Really good points, Mark. We harp on the fact that folks should "swim-test" or "swim" their gear at various water temps (we can have a 45 degree variation between winter and summer in the mid-Atlantic region) - how else can they know what they need at 50F vs 35F. New concept for many.
My position on any given cold water outing is that if you're unwilling to get in the water & splash around for at least a few minutes, something is seriously wrong - maybe you don't trust your gear or you know it's not enough, or it leaks "a little", or you're scared of getting wet - whatever. All will be revealed by a little swim. If you balk at the prospect, you really have no business being on the water that day.
People are also told to "wear a wetsuit or drysuit" when paddling on cold water, but aren't given any specifics, and few seem to have given the concept much thought. Lots of difference between 1mm & 4mm neo & it has to be a snug fit. Farmer Johns leave the shoulders, arms etc. exposed. As you noted, drysuits depend on clothing worn underneath the suit. Otherwise, it has all the utility of a shower curtain.

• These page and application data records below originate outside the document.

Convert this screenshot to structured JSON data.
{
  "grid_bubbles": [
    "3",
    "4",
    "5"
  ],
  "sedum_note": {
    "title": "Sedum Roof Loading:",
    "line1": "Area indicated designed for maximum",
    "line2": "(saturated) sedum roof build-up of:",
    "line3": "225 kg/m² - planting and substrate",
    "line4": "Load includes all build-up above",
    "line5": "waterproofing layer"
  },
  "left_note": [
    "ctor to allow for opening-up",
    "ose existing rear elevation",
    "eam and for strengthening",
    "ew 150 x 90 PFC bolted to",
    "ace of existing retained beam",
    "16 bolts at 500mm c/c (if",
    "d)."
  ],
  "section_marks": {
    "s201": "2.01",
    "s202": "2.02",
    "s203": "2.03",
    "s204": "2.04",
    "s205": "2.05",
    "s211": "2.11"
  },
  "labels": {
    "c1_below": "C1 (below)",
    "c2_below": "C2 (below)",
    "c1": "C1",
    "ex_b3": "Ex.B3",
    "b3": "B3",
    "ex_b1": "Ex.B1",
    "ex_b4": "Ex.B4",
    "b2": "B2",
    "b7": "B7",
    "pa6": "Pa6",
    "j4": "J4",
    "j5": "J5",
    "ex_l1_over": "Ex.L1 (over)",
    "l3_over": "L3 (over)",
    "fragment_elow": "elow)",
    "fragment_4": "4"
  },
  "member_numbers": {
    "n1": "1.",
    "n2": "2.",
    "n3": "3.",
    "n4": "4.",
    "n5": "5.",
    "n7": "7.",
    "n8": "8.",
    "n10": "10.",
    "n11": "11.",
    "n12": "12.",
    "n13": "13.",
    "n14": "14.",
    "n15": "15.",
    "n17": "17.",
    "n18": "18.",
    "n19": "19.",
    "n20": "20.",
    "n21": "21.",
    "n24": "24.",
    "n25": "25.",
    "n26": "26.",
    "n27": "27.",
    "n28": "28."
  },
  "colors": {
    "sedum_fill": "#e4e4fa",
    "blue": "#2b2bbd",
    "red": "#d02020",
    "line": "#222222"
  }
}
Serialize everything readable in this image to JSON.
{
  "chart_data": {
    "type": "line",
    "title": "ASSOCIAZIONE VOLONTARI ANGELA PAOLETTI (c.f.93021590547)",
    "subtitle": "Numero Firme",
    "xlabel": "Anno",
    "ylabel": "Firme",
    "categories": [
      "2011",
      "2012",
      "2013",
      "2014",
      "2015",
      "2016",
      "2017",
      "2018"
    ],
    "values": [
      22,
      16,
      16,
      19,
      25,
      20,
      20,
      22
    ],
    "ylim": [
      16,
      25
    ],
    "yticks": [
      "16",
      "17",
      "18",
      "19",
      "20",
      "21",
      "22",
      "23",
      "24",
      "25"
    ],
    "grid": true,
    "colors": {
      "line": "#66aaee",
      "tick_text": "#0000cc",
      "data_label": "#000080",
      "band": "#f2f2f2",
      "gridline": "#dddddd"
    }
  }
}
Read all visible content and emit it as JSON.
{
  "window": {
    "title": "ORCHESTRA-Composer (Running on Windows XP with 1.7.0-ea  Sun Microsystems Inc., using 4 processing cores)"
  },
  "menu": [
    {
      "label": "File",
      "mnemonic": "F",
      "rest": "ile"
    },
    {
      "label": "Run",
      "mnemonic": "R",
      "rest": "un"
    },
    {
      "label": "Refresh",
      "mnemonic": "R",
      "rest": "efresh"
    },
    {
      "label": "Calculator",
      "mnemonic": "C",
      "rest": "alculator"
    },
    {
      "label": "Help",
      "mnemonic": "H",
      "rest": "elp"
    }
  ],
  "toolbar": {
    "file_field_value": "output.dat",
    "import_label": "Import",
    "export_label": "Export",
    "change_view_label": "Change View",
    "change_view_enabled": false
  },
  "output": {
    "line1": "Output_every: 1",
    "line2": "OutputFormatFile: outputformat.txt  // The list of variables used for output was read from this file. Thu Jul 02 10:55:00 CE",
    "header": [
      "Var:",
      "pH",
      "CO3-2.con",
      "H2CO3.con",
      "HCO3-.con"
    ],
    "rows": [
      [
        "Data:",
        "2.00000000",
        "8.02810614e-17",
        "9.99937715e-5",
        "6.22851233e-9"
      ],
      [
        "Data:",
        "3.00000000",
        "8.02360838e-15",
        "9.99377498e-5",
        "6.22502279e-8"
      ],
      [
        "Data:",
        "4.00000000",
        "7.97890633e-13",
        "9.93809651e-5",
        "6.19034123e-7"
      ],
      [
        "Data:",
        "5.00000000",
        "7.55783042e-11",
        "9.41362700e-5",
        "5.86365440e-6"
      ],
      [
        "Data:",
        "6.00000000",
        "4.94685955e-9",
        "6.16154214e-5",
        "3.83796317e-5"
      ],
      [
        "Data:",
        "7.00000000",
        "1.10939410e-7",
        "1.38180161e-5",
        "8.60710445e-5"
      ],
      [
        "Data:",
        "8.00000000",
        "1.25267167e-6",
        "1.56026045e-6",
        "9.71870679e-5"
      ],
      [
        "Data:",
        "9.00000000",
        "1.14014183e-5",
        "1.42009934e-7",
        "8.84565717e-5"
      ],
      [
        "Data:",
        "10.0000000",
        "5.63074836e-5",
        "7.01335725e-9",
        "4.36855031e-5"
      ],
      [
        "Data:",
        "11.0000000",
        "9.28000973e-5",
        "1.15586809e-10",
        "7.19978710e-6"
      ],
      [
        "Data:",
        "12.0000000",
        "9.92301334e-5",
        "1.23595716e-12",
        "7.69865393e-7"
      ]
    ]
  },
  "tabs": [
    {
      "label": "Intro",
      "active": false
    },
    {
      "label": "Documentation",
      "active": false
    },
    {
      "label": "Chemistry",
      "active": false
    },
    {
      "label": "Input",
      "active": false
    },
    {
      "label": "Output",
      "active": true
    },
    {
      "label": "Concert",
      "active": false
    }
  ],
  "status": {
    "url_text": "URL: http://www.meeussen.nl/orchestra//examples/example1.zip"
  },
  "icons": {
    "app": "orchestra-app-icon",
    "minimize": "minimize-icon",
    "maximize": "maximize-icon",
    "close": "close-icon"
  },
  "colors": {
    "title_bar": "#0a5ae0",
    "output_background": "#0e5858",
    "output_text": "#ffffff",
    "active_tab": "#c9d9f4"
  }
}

Thickness = warmth - the basic concept of insulation, but many
folks will "burp" their suits until they've squashed that insulation flat. Analagous to sleeping on the cold ground in your sub-zero sleeping bag with the portion underneath you squashed flat. Hence various pads for underneath the bag - or you can just freeze your ass off all night & get religion the hard way.
Few seem to be aware of these important nuances. They think buying gear is akin to waving a magic wand of protection over themselves & their outings. I tell them it's not magic, it's just gear, and all it does is buy you time; how much you choose to purchase is up to you; just make sure it's enough.
I like your picture of folks coming ashore after 10 - 15 minutes
with a newfound appreciation of cold water vs gear. That event is brilliant. Nothing like it in our area, but maybe this coming winter.